■ TASK STATEMENT: Keep every line in which "your" occurs and drop the rest of the data.

● ● ● ● ●

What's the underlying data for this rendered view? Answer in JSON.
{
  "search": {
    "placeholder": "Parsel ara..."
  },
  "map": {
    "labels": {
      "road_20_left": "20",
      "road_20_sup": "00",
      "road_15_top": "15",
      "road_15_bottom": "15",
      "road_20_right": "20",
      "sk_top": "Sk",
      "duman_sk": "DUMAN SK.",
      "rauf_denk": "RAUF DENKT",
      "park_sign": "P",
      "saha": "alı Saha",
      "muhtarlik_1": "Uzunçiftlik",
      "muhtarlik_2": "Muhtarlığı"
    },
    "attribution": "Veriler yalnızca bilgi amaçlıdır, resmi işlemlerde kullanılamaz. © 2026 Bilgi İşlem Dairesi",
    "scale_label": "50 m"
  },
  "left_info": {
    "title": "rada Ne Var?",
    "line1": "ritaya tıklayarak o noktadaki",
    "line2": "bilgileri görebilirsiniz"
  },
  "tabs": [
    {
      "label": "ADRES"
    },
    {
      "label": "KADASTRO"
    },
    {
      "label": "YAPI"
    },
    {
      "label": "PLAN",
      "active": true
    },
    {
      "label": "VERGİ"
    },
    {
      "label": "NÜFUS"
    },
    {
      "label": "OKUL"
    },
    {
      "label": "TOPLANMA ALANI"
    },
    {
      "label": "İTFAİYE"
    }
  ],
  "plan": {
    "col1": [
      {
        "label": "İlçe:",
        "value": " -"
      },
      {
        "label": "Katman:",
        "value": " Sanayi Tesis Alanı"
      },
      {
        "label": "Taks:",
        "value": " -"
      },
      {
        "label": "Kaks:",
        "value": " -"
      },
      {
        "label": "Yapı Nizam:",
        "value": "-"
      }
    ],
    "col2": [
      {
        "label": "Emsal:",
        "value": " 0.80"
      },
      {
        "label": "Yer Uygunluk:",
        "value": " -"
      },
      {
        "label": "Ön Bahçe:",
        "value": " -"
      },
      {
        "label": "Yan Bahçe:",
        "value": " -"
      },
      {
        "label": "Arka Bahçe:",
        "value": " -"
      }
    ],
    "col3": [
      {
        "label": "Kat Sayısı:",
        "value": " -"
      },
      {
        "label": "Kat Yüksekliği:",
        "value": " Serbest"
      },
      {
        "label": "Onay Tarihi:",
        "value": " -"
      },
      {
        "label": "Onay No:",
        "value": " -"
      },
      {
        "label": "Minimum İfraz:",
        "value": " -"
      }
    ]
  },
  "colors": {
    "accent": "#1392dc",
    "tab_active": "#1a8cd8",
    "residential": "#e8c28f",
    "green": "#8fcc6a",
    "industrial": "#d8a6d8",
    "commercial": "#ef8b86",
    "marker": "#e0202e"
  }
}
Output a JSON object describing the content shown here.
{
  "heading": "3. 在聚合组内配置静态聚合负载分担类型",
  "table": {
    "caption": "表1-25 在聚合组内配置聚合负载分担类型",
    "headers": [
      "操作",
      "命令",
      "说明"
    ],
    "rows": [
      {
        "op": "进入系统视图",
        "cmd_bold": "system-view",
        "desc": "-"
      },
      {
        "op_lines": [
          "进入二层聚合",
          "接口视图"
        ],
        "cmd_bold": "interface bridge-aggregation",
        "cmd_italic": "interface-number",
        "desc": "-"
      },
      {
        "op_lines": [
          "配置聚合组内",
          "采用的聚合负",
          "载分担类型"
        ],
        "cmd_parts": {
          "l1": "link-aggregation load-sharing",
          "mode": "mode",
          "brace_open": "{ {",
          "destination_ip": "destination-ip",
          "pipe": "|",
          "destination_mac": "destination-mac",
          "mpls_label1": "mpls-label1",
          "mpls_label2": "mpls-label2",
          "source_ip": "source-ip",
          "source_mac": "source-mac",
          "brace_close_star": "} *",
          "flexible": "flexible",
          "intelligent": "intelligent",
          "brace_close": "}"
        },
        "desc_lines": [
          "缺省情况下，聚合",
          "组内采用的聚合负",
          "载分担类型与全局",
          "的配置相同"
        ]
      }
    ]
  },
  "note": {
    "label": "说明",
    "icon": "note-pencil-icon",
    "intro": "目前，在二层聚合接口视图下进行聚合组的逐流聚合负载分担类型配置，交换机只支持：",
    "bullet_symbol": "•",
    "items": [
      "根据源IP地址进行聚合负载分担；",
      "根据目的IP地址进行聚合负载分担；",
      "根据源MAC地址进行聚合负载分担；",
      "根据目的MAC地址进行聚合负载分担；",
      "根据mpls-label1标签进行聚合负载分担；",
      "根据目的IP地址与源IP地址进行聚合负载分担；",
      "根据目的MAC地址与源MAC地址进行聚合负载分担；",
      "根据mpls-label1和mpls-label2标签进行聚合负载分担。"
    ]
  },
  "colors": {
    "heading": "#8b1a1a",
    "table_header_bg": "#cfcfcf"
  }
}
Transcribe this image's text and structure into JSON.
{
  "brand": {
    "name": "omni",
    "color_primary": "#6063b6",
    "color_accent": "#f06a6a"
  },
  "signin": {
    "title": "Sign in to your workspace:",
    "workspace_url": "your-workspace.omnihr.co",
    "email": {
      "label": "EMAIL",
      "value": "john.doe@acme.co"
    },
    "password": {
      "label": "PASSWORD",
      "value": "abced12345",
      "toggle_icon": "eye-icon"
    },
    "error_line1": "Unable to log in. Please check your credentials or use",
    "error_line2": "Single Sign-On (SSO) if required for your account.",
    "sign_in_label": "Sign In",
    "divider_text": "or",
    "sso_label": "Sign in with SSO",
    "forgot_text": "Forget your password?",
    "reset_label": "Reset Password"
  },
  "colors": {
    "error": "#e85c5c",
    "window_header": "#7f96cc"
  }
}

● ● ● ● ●

■ RESPONSE:
    "title": "Sign in to your workspace:",
    "workspace_url": "your-workspace.omnihr.co",
    "error_line1": "Unable to log in. Please check your credentials or use",
    "error_line2": "Single Sign-On (SSO) if required for your account.",
    "forgot_text": "Forget your password?",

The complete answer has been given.